NCJ Number
Criminologie V 11 Issue: 2 Dated: (1978) Pages: 6-24
G A B Watson
Date Published
19 pages
Criticisms of the Canadian apparatus for criminal justice are discussed.

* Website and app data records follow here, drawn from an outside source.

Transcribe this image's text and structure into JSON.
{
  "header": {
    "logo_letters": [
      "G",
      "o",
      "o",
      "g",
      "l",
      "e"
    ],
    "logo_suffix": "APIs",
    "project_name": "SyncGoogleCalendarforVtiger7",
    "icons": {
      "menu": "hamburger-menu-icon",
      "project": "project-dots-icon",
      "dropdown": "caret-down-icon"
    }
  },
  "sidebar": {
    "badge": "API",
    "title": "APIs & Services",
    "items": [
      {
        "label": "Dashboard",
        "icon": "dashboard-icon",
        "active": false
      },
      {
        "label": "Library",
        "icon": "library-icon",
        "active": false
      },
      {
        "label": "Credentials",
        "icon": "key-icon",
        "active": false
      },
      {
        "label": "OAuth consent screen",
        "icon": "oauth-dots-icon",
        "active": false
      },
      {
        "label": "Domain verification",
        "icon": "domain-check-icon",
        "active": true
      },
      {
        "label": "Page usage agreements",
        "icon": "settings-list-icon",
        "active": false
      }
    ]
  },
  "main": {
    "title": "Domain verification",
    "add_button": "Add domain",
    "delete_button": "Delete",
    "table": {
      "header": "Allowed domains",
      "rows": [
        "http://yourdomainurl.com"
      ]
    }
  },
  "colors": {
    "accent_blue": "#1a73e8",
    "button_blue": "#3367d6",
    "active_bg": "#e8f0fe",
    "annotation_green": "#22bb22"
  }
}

Criticisms relate to general problem areas: 1) unclear definition of functions of various elements within the system, 2) dissatisfaction (especially of police) with the gap between court procedures and street realities, 3) alienation of the community from the police, and 4) shortcomings in organization and communication within justice agencies. A lack of operational standards and of a clear understanding of the 'application of law' in the broad sense has hampered the system's ability to function effectively. These problems have been addressed in reports of the National Advisory Commission and the American Bar Association, which conclude that standards must reflect the character and mission of the police. Questions which must be weighed carefully in the process of developing norms pertain to application of the law within the context of democratic philosophies, the division of responsibilities in the given political system, the need for public education about laws and their application, and the role of the public in police and criminal justice. Furthermore, the relationships among police, courts, and correctional services must be assessed from the standpoint of citizens who are affected by the system. Police activities are in need of coordination and restructuring (i.e., replacement of the military model). Finally, sound standards for application of the law must be based on thorough research rather than conjecture.--in French.